diameter 20 μm;
softening point 400° C.)
Average diameter of pitch-containing334259
refractory raw material particles (μm)
Average diameter of pitch particles<15<15>30
held by the carrier particles (μm)

As is obvious in Table 4, all of the refractories obtained by implementing the examples according to the present invention acquired a significantly improved thermal spalling resistance, as well as the corrosion resistance that was equal to or better than those of the comparative examples corresponding to known refractories. As a result, in a practical test in which the test refractories were used as plate bricks for a sliding nozzle apparatus, Example 5 exhibited as approximately 1.5 times longer lifetime as that of Comparative Example 6, known plate bricks.

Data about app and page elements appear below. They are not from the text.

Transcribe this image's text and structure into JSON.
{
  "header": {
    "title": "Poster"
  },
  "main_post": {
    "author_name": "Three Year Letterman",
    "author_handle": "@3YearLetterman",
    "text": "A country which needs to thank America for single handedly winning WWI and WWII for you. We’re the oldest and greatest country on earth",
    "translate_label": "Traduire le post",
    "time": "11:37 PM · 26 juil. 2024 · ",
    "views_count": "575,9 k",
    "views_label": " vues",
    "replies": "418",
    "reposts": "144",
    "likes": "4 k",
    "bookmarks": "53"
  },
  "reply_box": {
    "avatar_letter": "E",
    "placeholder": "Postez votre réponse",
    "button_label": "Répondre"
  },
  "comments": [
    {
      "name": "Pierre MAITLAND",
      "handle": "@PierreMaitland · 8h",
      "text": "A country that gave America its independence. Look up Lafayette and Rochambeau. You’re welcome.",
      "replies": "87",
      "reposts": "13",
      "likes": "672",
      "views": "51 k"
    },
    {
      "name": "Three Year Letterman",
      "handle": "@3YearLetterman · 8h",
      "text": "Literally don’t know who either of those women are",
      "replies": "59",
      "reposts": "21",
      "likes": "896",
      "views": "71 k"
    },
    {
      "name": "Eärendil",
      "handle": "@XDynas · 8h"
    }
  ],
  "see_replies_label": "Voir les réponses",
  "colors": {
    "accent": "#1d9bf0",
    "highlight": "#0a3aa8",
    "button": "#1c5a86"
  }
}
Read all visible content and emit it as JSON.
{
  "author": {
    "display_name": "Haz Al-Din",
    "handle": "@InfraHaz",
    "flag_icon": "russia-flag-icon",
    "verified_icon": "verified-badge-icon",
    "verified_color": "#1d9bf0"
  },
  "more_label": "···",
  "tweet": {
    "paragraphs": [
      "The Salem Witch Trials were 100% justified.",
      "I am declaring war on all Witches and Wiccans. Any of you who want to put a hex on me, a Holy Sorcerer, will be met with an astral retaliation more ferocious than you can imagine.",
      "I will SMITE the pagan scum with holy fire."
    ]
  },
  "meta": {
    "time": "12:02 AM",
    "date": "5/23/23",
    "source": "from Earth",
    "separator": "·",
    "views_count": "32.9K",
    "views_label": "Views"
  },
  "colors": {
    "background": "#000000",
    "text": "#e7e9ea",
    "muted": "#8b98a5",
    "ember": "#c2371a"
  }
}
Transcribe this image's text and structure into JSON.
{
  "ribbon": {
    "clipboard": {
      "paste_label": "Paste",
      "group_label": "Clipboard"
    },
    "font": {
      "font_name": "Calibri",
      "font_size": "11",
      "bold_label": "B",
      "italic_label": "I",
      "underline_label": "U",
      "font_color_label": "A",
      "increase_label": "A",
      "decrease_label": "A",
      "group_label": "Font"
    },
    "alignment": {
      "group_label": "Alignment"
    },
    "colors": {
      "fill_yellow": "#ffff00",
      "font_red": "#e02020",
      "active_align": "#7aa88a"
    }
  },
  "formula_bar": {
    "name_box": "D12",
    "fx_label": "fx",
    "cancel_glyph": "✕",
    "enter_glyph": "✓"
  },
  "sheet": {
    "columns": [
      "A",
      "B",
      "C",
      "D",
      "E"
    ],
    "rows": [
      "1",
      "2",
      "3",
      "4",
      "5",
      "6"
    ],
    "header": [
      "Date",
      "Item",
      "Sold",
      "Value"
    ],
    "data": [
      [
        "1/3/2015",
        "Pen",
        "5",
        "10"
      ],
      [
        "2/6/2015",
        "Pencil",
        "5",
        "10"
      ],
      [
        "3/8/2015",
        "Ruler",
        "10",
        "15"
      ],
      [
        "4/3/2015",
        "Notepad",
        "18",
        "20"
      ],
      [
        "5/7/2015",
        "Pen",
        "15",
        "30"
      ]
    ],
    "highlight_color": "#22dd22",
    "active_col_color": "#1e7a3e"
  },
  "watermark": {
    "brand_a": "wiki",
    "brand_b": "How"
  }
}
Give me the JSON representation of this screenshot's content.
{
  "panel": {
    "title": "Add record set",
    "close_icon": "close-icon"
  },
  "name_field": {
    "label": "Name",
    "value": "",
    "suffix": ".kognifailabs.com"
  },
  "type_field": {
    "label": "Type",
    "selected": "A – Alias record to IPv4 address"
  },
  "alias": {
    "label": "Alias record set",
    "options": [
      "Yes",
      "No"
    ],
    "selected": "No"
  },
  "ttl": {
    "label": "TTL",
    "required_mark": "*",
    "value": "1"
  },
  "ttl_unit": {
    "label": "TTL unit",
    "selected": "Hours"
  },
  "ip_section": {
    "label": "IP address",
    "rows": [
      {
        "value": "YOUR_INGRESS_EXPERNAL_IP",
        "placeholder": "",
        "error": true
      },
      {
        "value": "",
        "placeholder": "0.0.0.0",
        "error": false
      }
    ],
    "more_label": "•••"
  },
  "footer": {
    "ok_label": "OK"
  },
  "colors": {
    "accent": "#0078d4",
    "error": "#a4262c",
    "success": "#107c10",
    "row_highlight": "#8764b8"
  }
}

Comparative Example 4, which was formed using a pitch-containing refractory raw material where pitch particles having a softening point higher than the upper limit thereof specified according to the present invention were held by carrier particles, had a low strength possibly due to insufficient softening of the pitch achieved during the heating process. Comparative Examples 5 and 6 were formed using low-softening-point pitch and high-softening-point pitch particles, respectively, while omitting the holding process. They exhibited corrosion resistances and thermal spalling resistances that were lower than those of Examples.

TABLE 4
Examples according to theComparative
present inventionExamples
5678456
Alumina89829492899696
Pitch coke3333333
Pitch-containing815
refractory
raw material D
Pitch-containing35
refractory
raw material E
Pitch-containing8
refractory
raw material F
Pitch a1
Pitch b1
Metal silicon(2)(2)(2)(2)(2)(2)(2)
Phenol resin(2)(2)(2)(2)(2)(2)(2)
Carbon content4.24.84.14.54.14.14.3
ratio (wt %)
Modulus of19151719111821
rupture (MPa)
Corrosion100100105110120140130
resistance*
Thermal spallingNoneNoneNoneNoneMediumLowMedium
resistance**
Fracture11.31.41.50.80.90.7
resistance
parameter (R)
The values surrounded by parentheses indicate the ratio relative to the weight of the all other components.
*The smaller the corrosive resistance is the better.
**“None,” “Low” or “Medium” indicates the degree of crack generation.
***The fracture resistance parameters are indices with the value of Example 1 being 1, and the larger the value is the better.